● **Exercise aim**: Count how many lines of the data include the string "range", then say that number and stop.

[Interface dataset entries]
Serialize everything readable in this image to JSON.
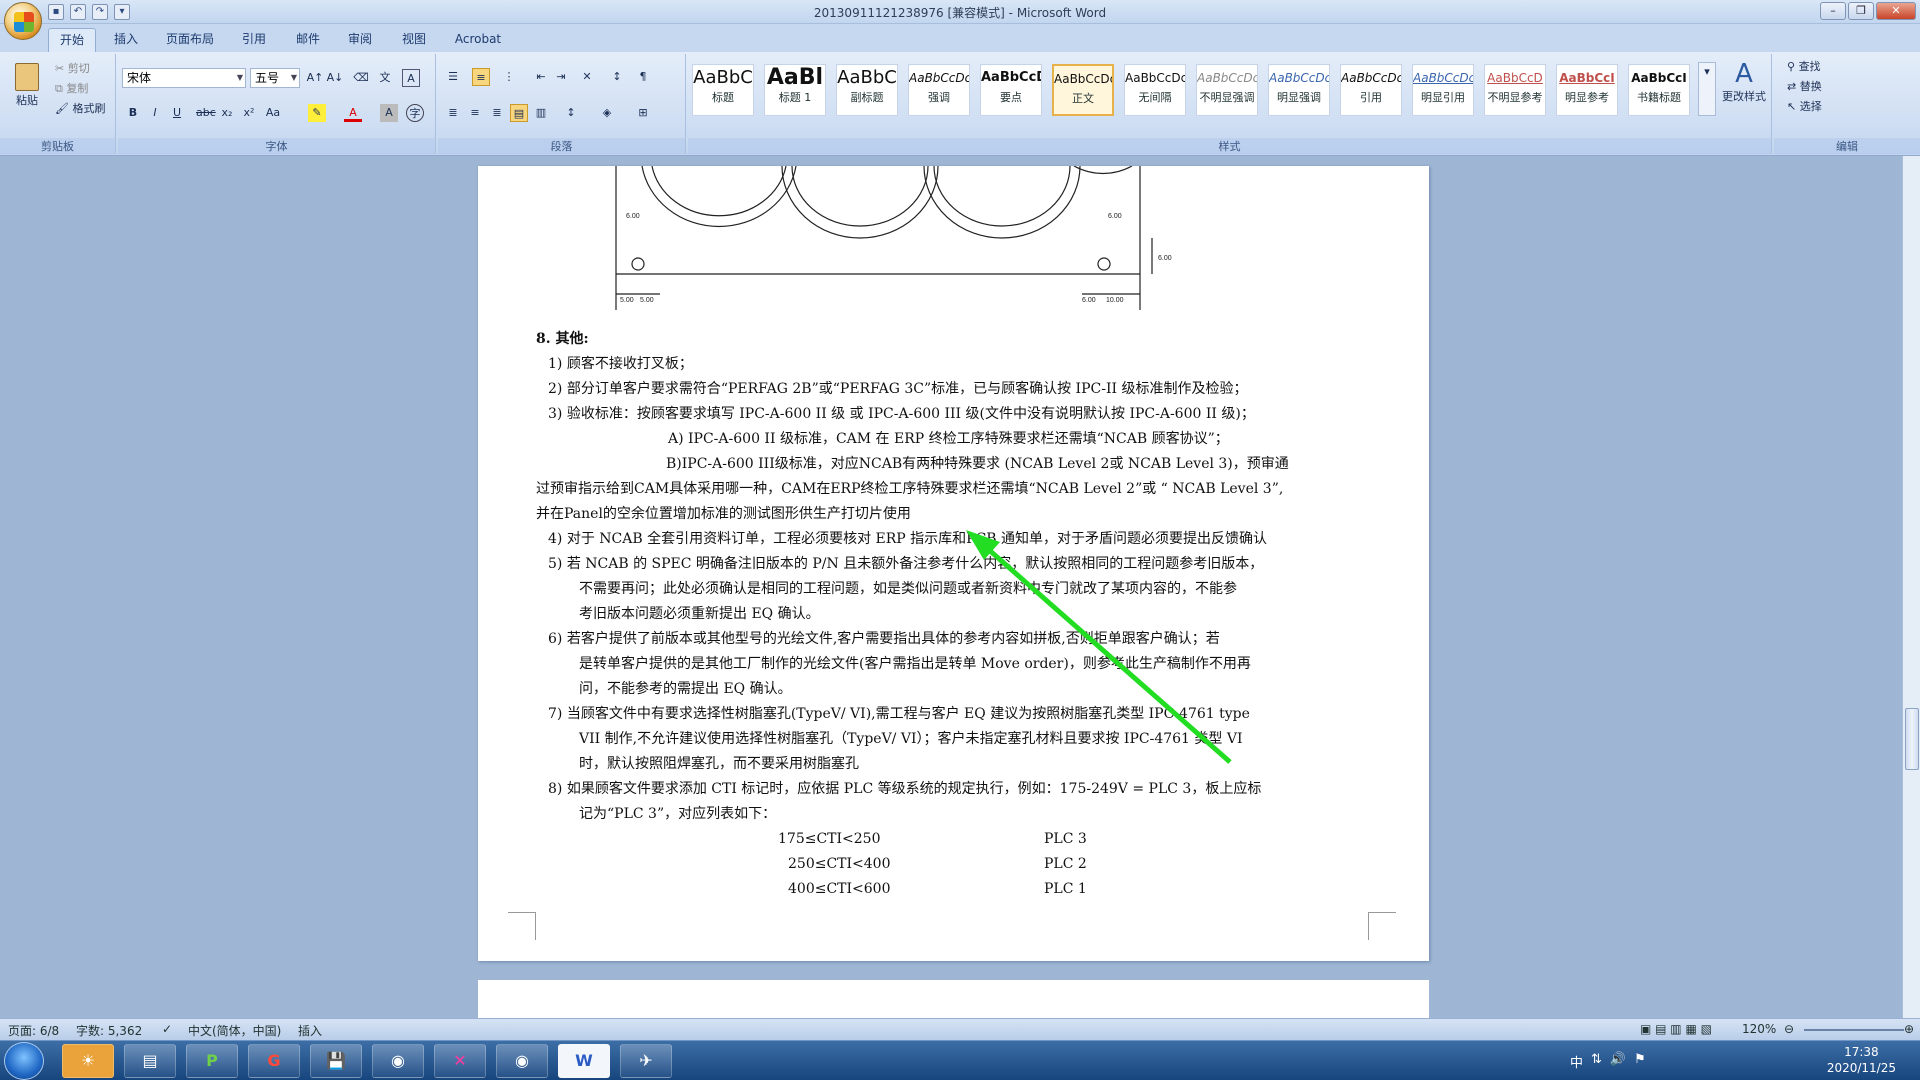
{
  "window": {
    "title": "20130911121238976 [兼容模式] - Microsoft Word"
  },
  "tabs": [
    "开始",
    "插入",
    "页面布局",
    "引用",
    "邮件",
    "审阅",
    "视图",
    "Acrobat"
  ],
  "clipboard": {
    "paste": "粘贴",
    "cut": "剪切",
    "copy": "复制",
    "format_painter": "格式刷",
    "label": "剪贴板"
  },
  "font": {
    "name": "宋体",
    "size": "五号",
    "label": "字体"
  },
  "paragraph": {
    "label": "段落"
  },
  "styles": {
    "label": "样式",
    "items": [
      {
        "preview": "AaBbC",
        "name": "标题"
      },
      {
        "preview": "AaBl",
        "name": "标题 1"
      },
      {
        "preview": "AaBbC",
        "name": "副标题"
      },
      {
        "preview": "AaBbCcDc",
        "name": "强调"
      },
      {
        "preview": "AaBbCcD",
        "name": "要点"
      },
      {
        "preview": "AaBbCcDc",
        "name": "正文"
      },
      {
        "preview": "AaBbCcDc",
        "name": "无间隔"
      },
      {
        "preview": "AaBbCcDc",
        "name": "不明显强调"
      },
      {
        "preview": "AaBbCcDc",
        "name": "明显强调"
      },
      {
        "preview": "AaBbCcDc",
        "name": "引用"
      },
      {
        "preview": "AaBbCcDc",
        "name": "明显引用"
      },
      {
        "preview": "AaBbCcD",
        "name": "不明显参考"
      },
      {
        "preview": "AaBbCcI",
        "name": "明显参考"
      },
      {
        "preview": "AaBbCcI",
        "name": "书籍标题"
      }
    ],
    "change": "更改样式"
  },
  "editing": {
    "find": "查找",
    "replace": "替换",
    "select": "选择",
    "label": "编辑"
  },
  "document": {
    "heading": "8.  其他:",
    "lines": [
      "1)  顾客不接收打叉板；",
      "2)  部分订单客户要求需符合“PERFAG 2B”或“PERFAG 3C”标准，已与顾客确认按 IPC-II 级标准制作及检验；",
      "3)  验收标准：按顾客要求填写 IPC-A-600 II 级 或 IPC-A-600 III 级(文件中没有说明默认按 IPC-A-600 II 级)；",
      "A)  IPC-A-600 II 级标准，CAM 在 ERP 终检工序特殊要求栏还需填“NCAB 顾客协议”；",
      "B)IPC-A-600 III级标准，对应NCAB有两种特殊要求 (NCAB Level 2或 NCAB Level 3)，预审通",
      "过预审指示给到CAM具体采用哪一种，CAM在ERP终检工序特殊要求栏还需填“NCAB Level 2”或 “ NCAB Level 3”,",
      "并在Panel的空余位置增加标准的测试图形供生产打切片使用",
      "4)  对于 NCAB 全套引用资料订单，工程必须要核对 ERP 指示库和PCB 通知单，对于矛盾问题必须要提出反馈确认",
      "5)  若 NCAB 的 SPEC 明确备注旧版本的 P/N 且未额外备注参考什么内容，默认按照相同的工程问题参考旧版本，",
      "不需要再问；此处必须确认是相同的工程问题，如是类似问题或者新资料中专门就改了某项内容的，不能参",
      "考旧版本问题必须重新提出 EQ 确认。",
      "6)  若客户提供了前版本或其他型号的光绘文件,客户需要指出具体的参考内容如拼板,否则拒单跟客户确认；若",
      "是转单客户提供的是其他工厂制作的光绘文件(客户需指出是转单 Move order)，则参考此生产稿制作不用再",
      "问，不能参考的需提出 EQ 确认。",
      "7)  当顾客文件中有要求选择性树脂塞孔(TypeV/ VI),需工程与客户 EQ 建议为按照树脂塞孔类型 IPC-4761 type",
      "VII  制作,不允许建议使用选择性树脂塞孔（TypeV/  VI）；客户未指定塞孔材料且要求按 IPC-4761 类型 VI",
      "时，默认按照阻焊塞孔，而不要采用树脂塞孔",
      "8)  如果顾客文件要求添加 CTI 标记时，应依据 PLC 等级系统的规定执行，例如：175-249V = PLC 3，板上应标",
      "记为“PLC 3”，对应列表如下："
    ],
    "cti_table": [
      {
        "range": "175≤CTI<250",
        "plc": "PLC 3"
      },
      {
        "range": "250≤CTI<400",
        "plc": "PLC 2"
      },
      {
        "range": "400≤CTI<600",
        "plc": "PLC 1"
      }
    ],
    "dims": [
      "6.00",
      "6.00",
      "5.00",
      "5.00",
      "6.00",
      "10.00",
      "6.00"
    ]
  },
  "status": {
    "page": "页面: 6/8",
    "words": "字数: 5,362",
    "lang": "中文(简体，中国)",
    "mode": "插入",
    "zoom": "120%"
  },
  "taskbar": {
    "time": "17:38",
    "date": "2020/11/25",
    "ime": "中"
  }
}
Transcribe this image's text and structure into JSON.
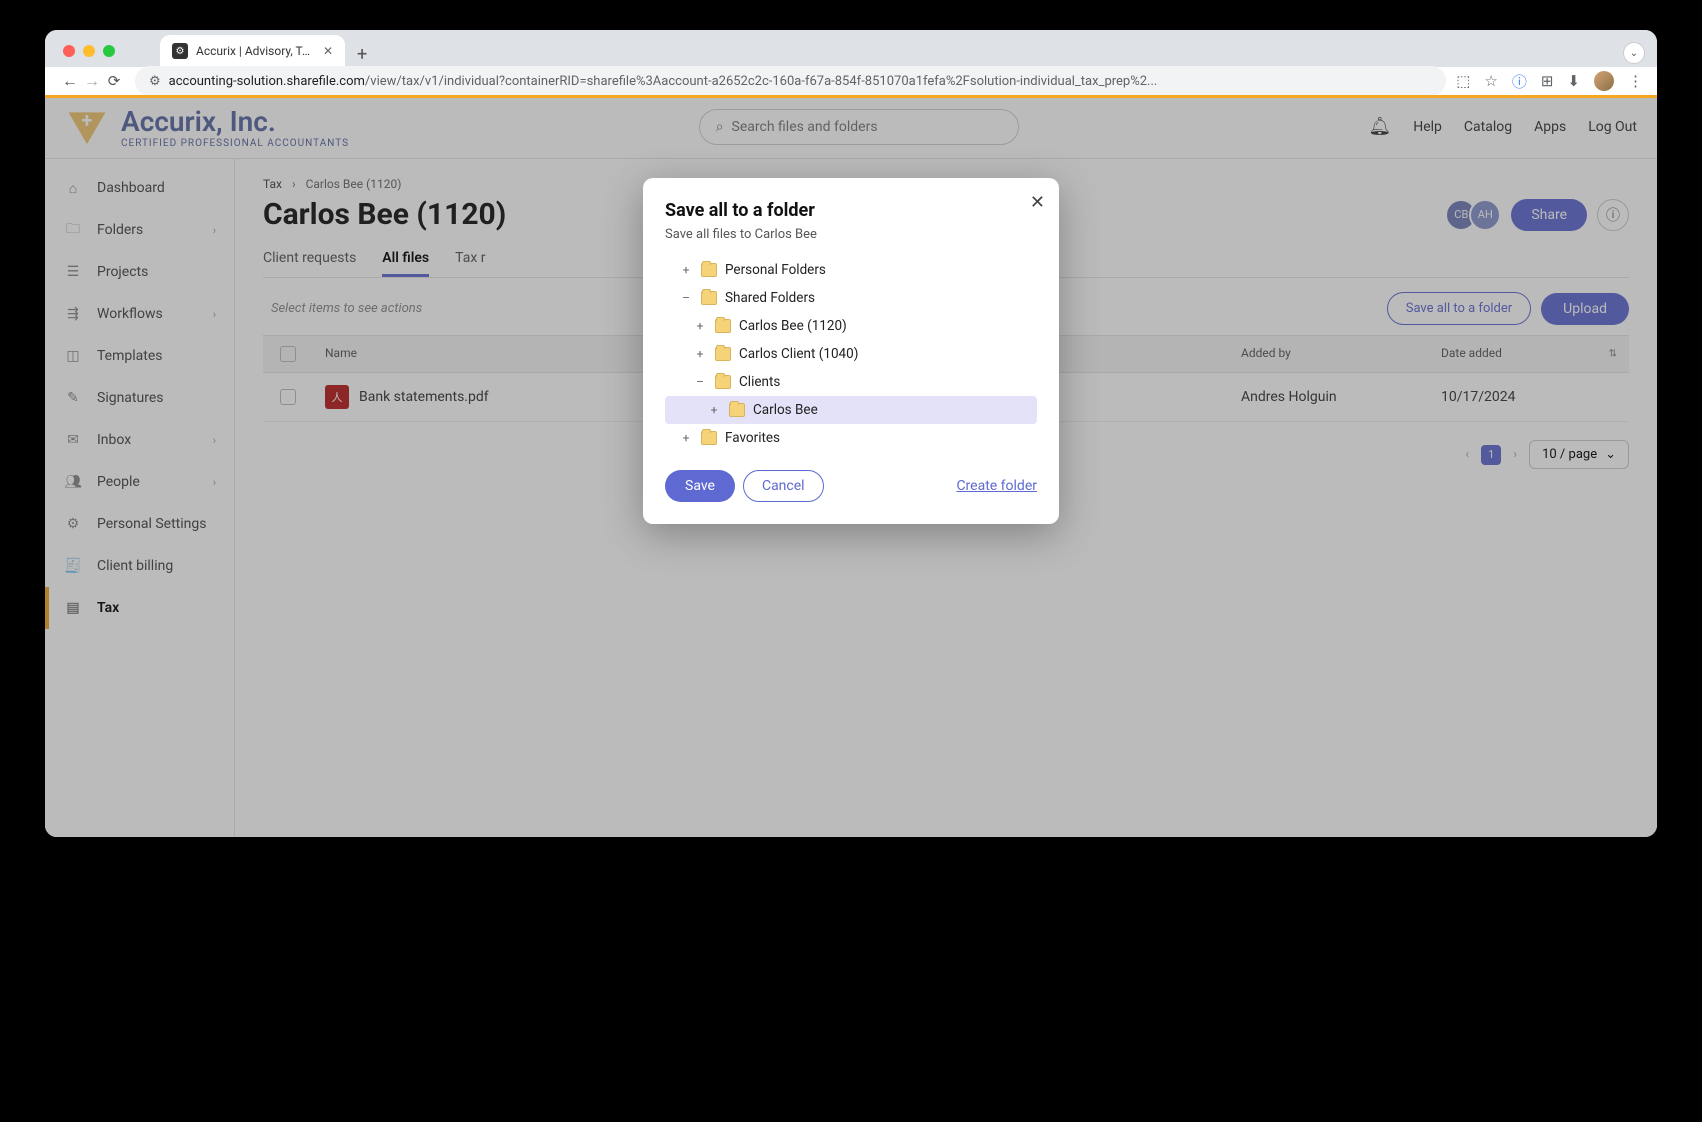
{
  "browser": {
    "tab_title": "Accurix | Advisory, Tax, and A",
    "url_host": "accounting-solution.sharefile.com",
    "url_path": "/view/tax/v1/individual?containerRID=sharefile%3Aaccount-a2652c2c-160a-f67a-854f-851070a1fefa%2Fsolution-individual_tax_prep%2..."
  },
  "brand": {
    "name": "Accurix, Inc.",
    "tagline": "CERTIFIED PROFESSIONAL ACCOUNTANTS"
  },
  "search": {
    "placeholder": "Search files and folders"
  },
  "header_links": {
    "help": "Help",
    "catalog": "Catalog",
    "apps": "Apps",
    "logout": "Log Out"
  },
  "sidebar": {
    "items": [
      {
        "label": "Dashboard",
        "icon": "home"
      },
      {
        "label": "Folders",
        "icon": "folder",
        "chevron": true
      },
      {
        "label": "Projects",
        "icon": "projects"
      },
      {
        "label": "Workflows",
        "icon": "workflow",
        "chevron": true
      },
      {
        "label": "Templates",
        "icon": "template"
      },
      {
        "label": "Signatures",
        "icon": "signature"
      },
      {
        "label": "Inbox",
        "icon": "inbox",
        "chevron": true
      },
      {
        "label": "People",
        "icon": "people",
        "chevron": true
      },
      {
        "label": "Personal Settings",
        "icon": "gear"
      },
      {
        "label": "Client billing",
        "icon": "billing"
      },
      {
        "label": "Tax",
        "icon": "tax",
        "active": true
      }
    ]
  },
  "breadcrumb": {
    "root": "Tax",
    "current": "Carlos Bee (1120)"
  },
  "page": {
    "title": "Carlos Bee (1120)"
  },
  "avatars": {
    "a1": "CB",
    "a2": "AH"
  },
  "buttons": {
    "share": "Share",
    "save_all": "Save all to a folder",
    "upload": "Upload"
  },
  "tabs": {
    "client_requests": "Client requests",
    "all_files": "All files",
    "tax_returns_truncated": "Tax r"
  },
  "hint": "Select items to see actions",
  "table": {
    "headers": {
      "name": "Name",
      "added_by": "Added by",
      "date_added": "Date added"
    },
    "rows": [
      {
        "name": "Bank statements.pdf",
        "added_by": "Andres Holguin",
        "date_added": "10/17/2024"
      }
    ]
  },
  "pagination": {
    "page": "1",
    "size": "10 / page"
  },
  "modal": {
    "title": "Save all to a folder",
    "subtitle": "Save all files to Carlos Bee",
    "tree": {
      "personal": "Personal Folders",
      "shared": "Shared Folders",
      "carlos_1120": "Carlos Bee (1120)",
      "carlos_1040": "Carlos Client (1040)",
      "clients": "Clients",
      "carlos_bee": "Carlos Bee",
      "favorites": "Favorites"
    },
    "save": "Save",
    "cancel": "Cancel",
    "create": "Create folder"
  }
}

● **Exercise result**: 3